### Listed entries
*** Begin section ***

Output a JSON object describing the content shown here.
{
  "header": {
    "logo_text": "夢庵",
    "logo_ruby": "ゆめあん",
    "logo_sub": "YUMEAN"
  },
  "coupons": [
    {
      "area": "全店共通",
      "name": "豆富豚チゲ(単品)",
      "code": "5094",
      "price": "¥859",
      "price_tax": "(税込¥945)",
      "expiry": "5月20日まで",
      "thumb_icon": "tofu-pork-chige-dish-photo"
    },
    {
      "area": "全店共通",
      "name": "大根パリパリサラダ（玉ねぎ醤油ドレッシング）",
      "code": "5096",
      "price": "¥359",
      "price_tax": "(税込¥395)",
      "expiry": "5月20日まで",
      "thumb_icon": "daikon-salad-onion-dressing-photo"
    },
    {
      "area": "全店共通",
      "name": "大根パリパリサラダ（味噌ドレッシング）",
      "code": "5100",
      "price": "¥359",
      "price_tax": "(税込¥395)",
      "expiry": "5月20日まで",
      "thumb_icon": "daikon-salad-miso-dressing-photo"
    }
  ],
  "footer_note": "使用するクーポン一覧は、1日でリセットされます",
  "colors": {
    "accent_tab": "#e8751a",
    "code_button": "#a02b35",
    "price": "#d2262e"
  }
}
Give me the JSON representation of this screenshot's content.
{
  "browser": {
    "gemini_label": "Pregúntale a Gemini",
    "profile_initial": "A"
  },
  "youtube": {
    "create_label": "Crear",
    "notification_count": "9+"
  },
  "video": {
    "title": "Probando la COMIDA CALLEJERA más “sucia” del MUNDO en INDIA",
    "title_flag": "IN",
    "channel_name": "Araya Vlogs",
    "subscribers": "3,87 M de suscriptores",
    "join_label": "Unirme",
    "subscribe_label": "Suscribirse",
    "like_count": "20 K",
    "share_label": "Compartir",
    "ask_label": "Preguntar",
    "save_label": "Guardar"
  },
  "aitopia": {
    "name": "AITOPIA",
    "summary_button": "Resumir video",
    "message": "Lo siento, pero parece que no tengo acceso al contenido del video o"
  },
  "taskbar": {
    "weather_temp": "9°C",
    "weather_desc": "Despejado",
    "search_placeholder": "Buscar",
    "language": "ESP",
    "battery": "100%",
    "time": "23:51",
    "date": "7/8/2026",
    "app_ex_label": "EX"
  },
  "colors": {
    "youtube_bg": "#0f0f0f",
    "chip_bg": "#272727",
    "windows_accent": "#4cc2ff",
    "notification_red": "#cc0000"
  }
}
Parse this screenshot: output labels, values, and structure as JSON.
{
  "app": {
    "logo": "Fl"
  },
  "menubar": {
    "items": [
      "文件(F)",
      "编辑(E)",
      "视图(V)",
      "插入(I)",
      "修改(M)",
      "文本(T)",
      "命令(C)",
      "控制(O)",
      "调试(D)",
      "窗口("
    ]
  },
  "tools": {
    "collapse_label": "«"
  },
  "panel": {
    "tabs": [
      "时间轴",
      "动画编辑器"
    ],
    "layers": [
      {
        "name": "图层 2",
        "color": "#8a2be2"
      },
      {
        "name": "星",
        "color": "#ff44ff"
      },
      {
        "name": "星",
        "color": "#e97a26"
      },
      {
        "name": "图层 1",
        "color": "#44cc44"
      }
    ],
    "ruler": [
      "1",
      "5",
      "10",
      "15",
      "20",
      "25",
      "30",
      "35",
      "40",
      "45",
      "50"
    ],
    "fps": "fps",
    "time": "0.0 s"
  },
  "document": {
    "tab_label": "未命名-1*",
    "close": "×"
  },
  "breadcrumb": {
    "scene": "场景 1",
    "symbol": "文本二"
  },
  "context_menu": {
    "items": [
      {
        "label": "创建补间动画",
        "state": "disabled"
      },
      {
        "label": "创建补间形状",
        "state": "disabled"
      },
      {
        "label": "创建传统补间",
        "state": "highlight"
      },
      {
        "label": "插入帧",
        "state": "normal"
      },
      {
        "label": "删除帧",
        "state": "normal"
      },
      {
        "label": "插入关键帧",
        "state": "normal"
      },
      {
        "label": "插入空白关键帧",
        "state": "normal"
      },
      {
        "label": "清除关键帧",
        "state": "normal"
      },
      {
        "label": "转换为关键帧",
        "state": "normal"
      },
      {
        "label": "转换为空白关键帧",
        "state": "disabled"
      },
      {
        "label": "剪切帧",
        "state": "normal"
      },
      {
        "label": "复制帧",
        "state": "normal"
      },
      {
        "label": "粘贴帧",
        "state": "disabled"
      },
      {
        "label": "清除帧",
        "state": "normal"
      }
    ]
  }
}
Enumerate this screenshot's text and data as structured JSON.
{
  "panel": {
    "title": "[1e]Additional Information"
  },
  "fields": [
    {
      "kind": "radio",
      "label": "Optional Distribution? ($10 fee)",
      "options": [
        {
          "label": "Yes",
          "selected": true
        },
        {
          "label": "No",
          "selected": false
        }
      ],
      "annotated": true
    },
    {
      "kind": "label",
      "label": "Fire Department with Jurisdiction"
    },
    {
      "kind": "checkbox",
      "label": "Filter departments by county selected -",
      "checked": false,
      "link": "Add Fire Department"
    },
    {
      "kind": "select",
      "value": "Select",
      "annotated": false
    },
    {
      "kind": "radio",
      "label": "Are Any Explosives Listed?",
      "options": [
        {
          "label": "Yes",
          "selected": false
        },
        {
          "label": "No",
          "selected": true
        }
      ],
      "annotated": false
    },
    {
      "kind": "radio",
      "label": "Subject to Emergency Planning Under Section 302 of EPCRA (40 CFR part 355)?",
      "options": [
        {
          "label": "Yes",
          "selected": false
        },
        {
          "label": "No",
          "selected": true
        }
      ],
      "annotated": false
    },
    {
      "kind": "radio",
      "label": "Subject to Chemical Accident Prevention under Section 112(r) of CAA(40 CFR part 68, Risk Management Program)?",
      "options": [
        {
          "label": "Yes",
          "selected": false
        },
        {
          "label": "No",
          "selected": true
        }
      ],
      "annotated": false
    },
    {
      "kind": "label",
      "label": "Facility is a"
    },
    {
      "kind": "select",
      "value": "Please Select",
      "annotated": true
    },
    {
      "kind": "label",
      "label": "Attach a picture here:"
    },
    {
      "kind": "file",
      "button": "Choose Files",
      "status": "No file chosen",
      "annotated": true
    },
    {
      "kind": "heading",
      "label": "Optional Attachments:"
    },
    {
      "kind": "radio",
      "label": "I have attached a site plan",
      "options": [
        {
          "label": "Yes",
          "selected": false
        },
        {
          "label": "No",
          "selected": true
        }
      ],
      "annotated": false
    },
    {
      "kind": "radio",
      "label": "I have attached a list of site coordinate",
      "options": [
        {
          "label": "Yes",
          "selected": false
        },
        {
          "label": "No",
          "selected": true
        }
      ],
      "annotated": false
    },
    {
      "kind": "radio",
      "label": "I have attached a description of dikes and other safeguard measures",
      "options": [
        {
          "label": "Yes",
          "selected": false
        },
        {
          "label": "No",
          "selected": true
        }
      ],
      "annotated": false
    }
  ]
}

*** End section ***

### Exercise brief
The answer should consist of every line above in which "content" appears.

### Written reply
Output a JSON object describing the content shown here.
Give me the JSON representation of this screenshot's content.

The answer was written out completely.